• Goal of the exercise: Scan the data for "accent" and copy each matching line.

______________________________

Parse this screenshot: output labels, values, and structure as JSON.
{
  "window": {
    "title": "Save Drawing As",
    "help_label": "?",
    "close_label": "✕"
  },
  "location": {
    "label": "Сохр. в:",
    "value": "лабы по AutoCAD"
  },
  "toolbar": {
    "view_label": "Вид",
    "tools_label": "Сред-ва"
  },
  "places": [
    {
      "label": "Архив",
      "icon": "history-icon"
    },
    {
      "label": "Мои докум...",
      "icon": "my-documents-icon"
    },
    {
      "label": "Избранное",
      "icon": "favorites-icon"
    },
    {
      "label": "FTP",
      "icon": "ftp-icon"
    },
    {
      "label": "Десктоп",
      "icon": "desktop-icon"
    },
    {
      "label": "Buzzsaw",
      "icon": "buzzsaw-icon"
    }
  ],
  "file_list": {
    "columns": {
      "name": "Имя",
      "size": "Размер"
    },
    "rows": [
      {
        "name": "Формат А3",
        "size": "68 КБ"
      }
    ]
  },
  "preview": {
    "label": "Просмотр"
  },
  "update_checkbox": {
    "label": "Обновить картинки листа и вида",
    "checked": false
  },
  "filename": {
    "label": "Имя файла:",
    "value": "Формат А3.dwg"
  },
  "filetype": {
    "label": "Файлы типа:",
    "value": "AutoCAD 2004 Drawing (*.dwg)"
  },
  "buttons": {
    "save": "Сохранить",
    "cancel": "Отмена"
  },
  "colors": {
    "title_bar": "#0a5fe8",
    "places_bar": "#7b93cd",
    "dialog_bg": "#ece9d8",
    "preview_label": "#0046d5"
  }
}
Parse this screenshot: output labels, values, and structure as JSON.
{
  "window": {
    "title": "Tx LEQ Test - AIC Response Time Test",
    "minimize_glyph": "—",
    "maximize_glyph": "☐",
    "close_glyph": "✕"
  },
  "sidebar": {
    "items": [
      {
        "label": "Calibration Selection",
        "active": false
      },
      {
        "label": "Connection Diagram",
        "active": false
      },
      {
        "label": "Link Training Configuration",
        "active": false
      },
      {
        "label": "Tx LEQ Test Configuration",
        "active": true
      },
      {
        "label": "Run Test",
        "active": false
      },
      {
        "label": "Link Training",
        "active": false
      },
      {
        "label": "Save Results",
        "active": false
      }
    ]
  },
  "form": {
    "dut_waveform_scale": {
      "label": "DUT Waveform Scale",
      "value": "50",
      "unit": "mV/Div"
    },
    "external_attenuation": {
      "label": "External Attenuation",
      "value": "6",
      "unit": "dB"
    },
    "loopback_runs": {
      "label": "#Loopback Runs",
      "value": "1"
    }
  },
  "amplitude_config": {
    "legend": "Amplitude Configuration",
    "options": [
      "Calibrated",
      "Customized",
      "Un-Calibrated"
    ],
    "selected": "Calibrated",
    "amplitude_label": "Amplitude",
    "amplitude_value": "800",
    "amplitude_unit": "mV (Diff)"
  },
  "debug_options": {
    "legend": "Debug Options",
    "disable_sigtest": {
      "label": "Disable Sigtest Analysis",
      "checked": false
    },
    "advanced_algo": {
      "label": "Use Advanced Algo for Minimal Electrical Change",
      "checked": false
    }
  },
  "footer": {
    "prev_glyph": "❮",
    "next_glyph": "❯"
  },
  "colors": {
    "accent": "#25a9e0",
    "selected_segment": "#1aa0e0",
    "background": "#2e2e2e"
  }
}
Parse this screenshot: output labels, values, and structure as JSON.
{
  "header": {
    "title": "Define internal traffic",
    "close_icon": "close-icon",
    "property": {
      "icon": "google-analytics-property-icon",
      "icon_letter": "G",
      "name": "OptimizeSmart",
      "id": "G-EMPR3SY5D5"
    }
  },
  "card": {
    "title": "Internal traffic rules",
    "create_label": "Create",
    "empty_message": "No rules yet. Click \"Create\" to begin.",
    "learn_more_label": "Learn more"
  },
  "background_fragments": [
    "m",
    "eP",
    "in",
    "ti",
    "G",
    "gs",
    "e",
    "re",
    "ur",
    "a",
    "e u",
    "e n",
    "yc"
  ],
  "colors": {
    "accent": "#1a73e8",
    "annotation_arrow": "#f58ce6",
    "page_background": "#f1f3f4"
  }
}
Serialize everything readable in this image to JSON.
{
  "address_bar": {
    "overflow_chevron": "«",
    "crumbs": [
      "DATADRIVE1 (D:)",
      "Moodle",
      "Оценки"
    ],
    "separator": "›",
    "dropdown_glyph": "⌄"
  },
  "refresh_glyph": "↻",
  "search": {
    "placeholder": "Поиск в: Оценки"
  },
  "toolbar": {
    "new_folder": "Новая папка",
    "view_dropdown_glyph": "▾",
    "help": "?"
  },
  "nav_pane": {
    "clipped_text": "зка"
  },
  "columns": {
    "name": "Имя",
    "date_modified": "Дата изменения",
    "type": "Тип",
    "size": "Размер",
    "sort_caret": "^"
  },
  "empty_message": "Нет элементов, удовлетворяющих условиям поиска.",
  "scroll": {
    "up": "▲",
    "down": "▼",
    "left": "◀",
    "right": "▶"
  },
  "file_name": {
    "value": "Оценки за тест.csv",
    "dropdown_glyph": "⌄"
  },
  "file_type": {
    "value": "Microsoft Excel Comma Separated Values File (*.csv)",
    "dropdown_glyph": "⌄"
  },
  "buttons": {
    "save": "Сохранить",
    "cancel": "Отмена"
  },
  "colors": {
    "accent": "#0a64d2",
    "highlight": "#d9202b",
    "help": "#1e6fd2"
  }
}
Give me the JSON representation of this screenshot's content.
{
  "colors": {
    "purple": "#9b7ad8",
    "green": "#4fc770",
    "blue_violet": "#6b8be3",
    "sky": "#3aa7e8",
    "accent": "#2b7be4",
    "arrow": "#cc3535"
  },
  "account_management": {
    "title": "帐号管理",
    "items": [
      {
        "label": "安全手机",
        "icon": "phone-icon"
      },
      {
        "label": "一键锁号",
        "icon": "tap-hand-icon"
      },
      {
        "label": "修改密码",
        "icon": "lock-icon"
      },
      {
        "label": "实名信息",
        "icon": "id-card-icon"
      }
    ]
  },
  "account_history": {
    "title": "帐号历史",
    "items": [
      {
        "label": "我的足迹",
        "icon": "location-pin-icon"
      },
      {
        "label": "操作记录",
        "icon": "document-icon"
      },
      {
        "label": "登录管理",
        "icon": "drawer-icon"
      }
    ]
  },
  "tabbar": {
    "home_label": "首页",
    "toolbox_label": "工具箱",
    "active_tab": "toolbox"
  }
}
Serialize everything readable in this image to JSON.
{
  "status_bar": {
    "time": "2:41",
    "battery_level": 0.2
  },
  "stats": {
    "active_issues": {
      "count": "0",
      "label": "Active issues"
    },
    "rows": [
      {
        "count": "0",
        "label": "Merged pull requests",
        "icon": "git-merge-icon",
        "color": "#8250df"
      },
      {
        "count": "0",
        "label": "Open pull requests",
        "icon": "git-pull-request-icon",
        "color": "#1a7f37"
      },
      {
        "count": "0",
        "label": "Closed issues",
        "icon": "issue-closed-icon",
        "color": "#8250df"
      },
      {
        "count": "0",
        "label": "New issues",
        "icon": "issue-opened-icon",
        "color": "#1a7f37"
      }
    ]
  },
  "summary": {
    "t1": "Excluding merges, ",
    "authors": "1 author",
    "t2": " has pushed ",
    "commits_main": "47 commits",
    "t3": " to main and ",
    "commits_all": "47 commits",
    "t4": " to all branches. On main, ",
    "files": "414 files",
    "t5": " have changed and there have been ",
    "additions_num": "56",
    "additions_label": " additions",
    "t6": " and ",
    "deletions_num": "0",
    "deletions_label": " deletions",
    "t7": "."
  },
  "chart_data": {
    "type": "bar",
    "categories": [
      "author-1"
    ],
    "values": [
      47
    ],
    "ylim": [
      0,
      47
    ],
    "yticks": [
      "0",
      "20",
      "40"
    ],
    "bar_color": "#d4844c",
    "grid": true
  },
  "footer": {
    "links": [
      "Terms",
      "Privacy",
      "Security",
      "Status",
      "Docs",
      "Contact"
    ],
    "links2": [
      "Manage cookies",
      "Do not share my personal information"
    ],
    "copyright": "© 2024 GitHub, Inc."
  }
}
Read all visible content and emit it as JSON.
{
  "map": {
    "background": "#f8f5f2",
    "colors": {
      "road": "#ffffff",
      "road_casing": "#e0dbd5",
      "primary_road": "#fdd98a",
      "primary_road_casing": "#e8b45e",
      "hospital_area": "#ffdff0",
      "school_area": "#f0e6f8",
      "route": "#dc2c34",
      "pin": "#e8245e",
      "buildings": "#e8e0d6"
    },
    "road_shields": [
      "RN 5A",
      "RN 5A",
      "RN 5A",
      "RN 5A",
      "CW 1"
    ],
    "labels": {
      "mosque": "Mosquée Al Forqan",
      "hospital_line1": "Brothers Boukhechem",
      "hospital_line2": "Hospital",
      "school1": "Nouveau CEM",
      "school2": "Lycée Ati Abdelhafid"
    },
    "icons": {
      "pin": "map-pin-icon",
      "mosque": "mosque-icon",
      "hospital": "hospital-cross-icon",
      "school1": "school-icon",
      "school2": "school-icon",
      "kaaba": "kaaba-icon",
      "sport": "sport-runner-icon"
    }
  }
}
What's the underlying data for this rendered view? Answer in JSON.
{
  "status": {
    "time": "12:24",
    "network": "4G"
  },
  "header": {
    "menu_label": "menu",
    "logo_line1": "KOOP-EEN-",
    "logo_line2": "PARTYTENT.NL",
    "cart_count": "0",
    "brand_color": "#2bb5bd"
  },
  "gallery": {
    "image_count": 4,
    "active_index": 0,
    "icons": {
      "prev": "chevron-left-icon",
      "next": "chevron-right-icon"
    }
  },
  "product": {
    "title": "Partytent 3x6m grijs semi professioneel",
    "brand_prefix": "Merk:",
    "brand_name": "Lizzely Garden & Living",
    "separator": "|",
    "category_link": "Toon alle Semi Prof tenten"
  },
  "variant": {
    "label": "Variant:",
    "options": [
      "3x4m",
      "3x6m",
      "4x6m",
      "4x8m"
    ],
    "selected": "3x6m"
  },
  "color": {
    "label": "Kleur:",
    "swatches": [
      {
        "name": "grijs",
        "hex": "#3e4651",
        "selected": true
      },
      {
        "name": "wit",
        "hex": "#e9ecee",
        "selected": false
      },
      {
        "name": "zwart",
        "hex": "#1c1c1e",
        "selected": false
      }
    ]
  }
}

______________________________

• Task response:
    "accent": "#25a9e0",
    "accent": "#1a73e8",
    "accent": "#0a64d2",
    "accent": "#2b7be4",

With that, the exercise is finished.